§ PROMPT:
Your task is to work out how many lines in the data include the word "Ctrl". Reply with the number alone.

§ PROVIDED RECORDS:
********************
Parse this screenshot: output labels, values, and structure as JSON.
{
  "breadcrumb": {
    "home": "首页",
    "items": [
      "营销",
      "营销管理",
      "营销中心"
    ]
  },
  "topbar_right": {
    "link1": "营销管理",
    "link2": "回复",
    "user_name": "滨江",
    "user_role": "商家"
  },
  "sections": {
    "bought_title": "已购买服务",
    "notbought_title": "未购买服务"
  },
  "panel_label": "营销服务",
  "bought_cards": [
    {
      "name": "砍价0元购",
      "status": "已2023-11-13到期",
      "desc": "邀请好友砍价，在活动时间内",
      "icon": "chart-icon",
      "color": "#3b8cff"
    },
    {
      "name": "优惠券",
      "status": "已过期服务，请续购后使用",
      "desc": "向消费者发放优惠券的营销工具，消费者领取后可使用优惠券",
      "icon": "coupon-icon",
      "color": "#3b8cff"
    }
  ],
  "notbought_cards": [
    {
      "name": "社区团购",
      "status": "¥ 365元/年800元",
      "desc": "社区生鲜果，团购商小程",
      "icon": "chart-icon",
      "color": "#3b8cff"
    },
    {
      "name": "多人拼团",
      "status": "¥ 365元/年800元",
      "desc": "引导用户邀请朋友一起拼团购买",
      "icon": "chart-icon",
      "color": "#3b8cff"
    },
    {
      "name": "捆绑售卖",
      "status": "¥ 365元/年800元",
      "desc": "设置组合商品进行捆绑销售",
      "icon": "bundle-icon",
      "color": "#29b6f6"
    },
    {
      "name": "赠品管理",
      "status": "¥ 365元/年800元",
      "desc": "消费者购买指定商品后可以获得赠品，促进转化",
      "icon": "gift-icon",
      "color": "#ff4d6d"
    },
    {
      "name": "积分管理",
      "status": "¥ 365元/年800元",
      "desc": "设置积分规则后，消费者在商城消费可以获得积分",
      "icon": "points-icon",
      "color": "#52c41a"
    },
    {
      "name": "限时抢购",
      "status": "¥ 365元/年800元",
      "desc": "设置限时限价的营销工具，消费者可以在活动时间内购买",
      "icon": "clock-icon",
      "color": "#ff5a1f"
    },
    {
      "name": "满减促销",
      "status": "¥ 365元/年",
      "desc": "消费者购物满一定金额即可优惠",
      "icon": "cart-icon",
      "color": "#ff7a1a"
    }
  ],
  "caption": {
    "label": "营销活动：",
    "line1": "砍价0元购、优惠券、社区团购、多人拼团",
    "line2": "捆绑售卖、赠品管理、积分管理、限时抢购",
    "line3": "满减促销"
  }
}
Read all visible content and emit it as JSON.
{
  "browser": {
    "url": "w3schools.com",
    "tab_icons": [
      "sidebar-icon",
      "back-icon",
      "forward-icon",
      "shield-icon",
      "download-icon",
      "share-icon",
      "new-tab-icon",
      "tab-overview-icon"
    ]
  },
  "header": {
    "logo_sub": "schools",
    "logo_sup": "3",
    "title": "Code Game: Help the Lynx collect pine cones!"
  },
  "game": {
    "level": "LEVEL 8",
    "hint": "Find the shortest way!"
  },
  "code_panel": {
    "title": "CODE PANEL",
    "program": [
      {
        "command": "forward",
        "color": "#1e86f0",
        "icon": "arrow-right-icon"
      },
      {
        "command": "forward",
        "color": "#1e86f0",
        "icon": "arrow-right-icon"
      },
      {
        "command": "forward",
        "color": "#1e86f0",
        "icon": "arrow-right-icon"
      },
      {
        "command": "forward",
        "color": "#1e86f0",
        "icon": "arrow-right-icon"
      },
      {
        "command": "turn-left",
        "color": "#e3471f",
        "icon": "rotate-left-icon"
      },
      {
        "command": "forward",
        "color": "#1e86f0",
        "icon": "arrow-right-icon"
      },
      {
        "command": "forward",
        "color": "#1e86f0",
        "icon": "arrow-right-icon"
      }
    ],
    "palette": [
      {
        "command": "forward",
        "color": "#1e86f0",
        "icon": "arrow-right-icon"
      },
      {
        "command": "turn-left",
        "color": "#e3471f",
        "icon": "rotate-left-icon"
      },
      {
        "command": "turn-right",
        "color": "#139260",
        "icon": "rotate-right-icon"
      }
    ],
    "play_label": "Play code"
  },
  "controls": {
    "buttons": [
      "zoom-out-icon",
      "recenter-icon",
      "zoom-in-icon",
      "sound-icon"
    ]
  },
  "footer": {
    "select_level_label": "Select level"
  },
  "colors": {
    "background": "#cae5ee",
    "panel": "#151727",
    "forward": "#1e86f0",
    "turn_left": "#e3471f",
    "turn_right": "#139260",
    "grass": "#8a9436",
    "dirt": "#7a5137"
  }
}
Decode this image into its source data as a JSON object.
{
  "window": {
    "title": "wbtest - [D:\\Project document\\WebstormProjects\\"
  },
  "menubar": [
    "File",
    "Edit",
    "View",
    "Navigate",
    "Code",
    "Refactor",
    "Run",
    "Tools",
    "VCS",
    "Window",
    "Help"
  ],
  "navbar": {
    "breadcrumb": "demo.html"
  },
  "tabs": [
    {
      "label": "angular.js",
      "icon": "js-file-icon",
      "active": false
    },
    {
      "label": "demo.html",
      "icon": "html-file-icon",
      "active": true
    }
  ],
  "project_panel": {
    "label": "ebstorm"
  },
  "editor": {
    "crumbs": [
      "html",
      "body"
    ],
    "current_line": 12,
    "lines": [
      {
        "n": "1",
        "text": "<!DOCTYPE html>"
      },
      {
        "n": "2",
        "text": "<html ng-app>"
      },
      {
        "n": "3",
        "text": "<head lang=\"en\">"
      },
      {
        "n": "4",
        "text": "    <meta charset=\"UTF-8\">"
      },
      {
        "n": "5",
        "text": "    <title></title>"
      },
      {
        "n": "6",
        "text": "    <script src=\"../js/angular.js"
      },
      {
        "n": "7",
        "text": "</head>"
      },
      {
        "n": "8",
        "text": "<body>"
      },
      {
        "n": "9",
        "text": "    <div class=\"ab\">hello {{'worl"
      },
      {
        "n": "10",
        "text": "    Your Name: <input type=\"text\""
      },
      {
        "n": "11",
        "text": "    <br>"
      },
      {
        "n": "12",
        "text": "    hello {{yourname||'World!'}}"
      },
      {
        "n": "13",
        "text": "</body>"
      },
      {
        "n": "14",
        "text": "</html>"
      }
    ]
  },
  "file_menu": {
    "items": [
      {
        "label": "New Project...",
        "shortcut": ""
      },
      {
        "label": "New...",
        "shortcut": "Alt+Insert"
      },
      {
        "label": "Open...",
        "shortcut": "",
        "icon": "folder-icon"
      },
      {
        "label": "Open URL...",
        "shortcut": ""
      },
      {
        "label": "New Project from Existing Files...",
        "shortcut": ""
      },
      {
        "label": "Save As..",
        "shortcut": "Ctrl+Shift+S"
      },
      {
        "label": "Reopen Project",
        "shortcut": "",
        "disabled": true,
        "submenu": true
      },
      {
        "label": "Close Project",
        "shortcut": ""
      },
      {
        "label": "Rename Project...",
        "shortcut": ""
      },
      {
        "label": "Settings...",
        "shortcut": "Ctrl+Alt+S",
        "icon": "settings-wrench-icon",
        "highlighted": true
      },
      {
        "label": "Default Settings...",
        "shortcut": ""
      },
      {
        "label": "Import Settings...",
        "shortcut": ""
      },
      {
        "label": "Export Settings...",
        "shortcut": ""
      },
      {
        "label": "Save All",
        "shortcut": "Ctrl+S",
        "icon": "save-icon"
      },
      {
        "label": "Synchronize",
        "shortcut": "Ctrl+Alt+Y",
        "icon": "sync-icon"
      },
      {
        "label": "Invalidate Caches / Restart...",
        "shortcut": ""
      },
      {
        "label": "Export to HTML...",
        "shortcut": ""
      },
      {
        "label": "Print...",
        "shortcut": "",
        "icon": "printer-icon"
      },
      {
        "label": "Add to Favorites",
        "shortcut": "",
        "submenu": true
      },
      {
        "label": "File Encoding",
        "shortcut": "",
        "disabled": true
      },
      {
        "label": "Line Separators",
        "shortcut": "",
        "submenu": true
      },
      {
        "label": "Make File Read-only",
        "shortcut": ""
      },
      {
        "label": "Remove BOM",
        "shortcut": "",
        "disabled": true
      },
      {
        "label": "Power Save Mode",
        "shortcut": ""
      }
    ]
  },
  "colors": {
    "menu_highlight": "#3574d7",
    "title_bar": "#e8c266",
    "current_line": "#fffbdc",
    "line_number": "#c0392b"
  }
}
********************
§ FINISHED EXERCISE:
4